- Task statement:
Report, as a single figure, how many lines in the records below include "words".

++++++++

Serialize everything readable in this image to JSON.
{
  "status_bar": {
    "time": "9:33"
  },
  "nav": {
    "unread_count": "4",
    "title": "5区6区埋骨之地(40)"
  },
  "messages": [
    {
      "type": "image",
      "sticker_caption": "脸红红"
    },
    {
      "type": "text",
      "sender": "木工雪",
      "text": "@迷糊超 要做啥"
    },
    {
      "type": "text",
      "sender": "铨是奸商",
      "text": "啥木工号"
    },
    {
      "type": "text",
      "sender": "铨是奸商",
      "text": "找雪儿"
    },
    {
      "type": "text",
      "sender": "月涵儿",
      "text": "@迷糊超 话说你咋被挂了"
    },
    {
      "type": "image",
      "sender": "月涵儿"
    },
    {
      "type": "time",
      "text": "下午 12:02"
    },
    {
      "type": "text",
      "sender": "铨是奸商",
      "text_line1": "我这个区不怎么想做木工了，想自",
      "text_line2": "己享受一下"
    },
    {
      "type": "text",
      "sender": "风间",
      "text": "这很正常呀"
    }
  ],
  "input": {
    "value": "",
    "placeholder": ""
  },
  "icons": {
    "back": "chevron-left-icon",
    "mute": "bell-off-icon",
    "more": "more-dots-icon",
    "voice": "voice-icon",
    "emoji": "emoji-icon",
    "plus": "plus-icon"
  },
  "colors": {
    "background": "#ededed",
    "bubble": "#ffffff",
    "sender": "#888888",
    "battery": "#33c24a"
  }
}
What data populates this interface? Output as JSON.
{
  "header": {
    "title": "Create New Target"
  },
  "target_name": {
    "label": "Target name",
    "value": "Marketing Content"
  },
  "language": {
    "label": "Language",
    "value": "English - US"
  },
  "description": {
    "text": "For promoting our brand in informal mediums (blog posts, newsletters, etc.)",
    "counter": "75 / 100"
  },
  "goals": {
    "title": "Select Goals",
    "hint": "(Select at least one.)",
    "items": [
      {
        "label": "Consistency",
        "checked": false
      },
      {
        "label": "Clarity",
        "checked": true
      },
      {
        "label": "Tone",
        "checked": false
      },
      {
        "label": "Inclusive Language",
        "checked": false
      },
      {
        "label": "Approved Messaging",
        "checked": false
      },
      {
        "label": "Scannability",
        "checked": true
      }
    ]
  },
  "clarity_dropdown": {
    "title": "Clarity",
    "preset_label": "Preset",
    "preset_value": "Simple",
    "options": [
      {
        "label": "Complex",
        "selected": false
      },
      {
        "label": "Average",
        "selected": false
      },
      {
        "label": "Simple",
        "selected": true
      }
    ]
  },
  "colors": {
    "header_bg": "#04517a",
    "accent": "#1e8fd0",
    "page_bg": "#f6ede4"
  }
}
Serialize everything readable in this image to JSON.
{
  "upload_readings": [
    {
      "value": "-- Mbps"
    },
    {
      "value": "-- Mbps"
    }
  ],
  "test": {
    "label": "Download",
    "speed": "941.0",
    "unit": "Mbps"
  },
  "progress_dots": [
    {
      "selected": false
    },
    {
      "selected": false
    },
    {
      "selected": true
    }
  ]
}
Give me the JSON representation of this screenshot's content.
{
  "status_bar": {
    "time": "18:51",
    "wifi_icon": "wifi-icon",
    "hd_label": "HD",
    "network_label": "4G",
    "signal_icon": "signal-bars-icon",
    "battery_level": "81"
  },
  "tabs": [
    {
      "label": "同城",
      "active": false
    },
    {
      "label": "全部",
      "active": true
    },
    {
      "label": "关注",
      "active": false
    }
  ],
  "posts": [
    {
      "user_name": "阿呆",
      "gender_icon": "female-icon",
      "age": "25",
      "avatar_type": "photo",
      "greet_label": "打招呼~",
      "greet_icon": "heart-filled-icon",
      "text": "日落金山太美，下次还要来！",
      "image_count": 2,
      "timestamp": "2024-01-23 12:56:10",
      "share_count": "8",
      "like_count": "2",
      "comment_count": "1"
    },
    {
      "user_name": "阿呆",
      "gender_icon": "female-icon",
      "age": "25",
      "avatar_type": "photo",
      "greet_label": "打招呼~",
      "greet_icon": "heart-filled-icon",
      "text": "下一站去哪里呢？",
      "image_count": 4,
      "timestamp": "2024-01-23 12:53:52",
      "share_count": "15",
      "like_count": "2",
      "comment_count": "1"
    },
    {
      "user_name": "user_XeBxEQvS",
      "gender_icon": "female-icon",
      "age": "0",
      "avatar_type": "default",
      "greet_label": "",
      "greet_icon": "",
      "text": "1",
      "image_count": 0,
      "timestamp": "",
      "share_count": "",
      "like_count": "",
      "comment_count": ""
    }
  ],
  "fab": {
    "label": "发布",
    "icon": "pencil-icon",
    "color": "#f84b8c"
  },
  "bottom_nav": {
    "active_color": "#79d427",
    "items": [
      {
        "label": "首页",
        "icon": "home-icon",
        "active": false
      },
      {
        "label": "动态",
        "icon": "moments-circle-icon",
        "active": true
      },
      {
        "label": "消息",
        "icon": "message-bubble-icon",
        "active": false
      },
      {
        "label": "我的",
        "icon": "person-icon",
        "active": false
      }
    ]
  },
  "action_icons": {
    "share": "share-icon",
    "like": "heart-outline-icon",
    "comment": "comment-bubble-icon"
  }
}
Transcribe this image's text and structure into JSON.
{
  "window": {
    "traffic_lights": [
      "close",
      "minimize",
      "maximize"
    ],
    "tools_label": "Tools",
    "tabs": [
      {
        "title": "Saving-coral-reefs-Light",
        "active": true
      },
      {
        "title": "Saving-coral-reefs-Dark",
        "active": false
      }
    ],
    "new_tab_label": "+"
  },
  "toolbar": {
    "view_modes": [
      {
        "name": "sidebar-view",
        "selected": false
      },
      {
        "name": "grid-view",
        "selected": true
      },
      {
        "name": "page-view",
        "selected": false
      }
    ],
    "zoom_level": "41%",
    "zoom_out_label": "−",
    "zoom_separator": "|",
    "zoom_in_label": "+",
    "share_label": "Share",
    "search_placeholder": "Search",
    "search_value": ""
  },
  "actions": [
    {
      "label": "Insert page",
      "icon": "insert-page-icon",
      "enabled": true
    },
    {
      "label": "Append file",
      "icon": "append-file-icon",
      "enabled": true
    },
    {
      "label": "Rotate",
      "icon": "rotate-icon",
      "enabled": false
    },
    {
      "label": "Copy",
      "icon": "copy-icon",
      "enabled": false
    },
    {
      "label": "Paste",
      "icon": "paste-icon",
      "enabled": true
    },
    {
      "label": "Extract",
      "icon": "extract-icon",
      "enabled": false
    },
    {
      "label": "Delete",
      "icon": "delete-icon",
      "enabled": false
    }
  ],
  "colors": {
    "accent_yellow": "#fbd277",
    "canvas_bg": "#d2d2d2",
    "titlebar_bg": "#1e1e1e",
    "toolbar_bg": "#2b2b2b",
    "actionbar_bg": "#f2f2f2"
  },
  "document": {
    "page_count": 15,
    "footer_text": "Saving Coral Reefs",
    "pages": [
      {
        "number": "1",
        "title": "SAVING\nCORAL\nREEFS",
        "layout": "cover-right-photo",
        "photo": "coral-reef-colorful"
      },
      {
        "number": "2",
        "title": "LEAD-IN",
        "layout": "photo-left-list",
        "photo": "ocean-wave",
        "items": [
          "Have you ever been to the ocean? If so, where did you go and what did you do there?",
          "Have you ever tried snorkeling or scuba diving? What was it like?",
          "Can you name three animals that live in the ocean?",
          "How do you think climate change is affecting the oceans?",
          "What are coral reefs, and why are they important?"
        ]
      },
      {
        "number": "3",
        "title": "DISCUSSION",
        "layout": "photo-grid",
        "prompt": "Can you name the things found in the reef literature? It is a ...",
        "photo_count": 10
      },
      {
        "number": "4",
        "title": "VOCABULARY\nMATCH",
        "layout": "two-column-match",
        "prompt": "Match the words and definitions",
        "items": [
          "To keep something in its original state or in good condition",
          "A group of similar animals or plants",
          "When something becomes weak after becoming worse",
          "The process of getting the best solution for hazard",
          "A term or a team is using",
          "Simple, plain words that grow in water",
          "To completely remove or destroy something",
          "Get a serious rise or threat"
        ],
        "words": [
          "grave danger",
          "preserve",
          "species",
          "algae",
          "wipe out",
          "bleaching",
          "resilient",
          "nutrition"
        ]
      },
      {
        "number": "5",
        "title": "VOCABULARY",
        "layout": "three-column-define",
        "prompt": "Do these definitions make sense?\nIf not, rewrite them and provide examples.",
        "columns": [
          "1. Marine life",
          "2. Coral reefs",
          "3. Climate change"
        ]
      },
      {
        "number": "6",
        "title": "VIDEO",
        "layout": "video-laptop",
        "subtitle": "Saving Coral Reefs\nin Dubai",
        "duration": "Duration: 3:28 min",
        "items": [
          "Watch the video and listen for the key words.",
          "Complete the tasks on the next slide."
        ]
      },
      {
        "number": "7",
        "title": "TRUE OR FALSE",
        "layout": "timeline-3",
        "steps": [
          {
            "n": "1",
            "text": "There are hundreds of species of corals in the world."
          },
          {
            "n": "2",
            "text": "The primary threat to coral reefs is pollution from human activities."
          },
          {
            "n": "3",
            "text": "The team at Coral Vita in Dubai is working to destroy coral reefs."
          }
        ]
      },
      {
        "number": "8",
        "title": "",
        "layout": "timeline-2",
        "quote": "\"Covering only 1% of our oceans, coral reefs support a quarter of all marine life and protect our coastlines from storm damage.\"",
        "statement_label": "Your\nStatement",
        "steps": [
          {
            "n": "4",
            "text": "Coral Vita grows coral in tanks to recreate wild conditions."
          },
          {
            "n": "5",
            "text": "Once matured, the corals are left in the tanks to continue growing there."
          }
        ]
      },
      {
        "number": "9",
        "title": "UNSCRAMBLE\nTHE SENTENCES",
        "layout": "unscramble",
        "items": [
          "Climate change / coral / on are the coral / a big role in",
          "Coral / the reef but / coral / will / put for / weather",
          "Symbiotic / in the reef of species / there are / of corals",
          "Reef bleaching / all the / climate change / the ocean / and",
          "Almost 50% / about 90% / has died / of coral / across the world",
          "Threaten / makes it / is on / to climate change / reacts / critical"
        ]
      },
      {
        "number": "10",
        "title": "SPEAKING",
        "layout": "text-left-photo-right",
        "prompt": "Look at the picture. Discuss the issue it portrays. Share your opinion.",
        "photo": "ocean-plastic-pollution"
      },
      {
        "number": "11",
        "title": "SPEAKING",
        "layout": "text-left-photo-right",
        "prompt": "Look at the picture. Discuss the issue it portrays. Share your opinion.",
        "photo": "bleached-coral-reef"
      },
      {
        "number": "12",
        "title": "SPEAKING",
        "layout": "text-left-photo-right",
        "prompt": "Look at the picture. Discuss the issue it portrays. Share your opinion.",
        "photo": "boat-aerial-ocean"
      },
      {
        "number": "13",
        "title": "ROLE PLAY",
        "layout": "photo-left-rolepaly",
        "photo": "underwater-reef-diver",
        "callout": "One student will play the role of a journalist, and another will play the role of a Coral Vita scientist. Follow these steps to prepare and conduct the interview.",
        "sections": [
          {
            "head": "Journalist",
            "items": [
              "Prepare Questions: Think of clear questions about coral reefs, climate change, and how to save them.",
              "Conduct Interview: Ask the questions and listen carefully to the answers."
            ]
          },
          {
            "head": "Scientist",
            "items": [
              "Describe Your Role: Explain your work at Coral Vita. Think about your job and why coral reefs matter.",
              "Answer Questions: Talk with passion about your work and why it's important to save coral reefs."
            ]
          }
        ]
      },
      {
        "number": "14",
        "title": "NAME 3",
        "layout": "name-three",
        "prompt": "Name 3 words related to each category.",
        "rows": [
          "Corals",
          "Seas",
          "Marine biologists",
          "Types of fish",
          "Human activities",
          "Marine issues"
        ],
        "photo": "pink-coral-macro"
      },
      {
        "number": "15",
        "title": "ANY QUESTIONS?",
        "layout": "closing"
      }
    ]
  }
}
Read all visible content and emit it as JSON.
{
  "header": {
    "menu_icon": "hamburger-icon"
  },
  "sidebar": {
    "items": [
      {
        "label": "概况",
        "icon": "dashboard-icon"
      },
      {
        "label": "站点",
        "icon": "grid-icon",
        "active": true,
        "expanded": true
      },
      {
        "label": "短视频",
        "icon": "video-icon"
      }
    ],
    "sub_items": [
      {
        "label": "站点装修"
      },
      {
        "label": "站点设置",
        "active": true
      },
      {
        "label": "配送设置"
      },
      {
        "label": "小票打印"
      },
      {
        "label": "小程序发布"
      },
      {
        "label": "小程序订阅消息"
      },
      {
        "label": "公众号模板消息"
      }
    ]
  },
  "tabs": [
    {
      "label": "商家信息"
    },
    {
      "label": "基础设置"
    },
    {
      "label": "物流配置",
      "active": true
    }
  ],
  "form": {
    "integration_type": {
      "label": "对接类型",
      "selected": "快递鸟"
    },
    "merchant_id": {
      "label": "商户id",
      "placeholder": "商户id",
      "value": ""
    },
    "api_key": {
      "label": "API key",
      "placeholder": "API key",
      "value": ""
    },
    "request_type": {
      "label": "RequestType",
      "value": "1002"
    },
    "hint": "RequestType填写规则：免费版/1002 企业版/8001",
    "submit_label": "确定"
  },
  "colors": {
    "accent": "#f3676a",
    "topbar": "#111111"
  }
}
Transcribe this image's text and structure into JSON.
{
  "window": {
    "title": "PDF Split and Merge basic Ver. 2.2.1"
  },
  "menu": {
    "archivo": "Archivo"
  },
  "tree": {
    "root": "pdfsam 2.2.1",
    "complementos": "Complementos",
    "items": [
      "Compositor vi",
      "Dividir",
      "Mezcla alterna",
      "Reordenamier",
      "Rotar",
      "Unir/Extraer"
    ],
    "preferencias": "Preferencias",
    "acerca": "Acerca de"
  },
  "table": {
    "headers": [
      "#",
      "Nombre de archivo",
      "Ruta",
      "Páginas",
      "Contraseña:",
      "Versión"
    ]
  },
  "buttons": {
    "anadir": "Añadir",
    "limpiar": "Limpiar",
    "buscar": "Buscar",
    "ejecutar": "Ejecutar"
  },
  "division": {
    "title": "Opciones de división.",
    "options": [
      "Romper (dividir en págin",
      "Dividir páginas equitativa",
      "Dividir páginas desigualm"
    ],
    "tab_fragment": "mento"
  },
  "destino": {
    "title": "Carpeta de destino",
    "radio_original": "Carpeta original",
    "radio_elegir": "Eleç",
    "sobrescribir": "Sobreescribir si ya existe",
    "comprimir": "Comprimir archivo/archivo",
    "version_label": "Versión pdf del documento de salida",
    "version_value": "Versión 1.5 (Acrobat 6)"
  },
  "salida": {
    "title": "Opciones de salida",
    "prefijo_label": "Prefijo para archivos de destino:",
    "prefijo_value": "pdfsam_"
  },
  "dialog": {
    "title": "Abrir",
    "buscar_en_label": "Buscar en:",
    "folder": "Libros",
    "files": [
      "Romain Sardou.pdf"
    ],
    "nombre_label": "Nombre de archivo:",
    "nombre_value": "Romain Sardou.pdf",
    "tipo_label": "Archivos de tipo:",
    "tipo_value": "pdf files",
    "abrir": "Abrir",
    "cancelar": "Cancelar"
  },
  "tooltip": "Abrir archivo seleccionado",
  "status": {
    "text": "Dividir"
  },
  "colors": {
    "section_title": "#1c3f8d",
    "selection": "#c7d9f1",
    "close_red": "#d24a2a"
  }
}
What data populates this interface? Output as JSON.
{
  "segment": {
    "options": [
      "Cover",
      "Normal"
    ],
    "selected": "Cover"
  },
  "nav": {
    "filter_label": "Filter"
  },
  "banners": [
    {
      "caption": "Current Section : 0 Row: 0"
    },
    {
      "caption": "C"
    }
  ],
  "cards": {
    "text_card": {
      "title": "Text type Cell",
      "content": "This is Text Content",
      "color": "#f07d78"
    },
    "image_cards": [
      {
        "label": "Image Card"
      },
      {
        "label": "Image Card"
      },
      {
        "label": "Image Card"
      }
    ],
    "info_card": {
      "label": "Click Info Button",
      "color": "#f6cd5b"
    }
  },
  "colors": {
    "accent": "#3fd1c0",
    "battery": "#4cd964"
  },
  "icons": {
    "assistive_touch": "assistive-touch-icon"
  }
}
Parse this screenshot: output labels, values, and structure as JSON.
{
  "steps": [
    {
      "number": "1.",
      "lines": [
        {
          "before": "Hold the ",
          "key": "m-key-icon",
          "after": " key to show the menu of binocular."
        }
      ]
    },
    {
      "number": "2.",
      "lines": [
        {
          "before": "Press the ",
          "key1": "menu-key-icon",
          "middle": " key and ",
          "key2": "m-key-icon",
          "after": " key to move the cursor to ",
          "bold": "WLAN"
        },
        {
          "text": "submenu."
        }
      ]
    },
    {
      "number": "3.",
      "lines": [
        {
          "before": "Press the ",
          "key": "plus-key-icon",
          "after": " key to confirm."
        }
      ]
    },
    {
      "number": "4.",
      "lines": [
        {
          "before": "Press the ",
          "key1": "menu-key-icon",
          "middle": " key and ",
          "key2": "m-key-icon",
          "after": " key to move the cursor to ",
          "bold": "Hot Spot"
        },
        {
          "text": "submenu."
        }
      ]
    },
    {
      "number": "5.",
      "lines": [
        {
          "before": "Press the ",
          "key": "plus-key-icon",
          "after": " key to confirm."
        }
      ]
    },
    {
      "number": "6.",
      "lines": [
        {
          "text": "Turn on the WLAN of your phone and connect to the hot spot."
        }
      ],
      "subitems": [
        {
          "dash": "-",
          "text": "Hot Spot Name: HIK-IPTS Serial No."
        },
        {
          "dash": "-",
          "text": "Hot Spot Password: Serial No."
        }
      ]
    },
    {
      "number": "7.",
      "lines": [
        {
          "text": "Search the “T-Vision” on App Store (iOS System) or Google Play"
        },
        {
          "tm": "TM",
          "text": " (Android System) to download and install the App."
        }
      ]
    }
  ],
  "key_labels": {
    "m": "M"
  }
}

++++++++

- Exercise output:
5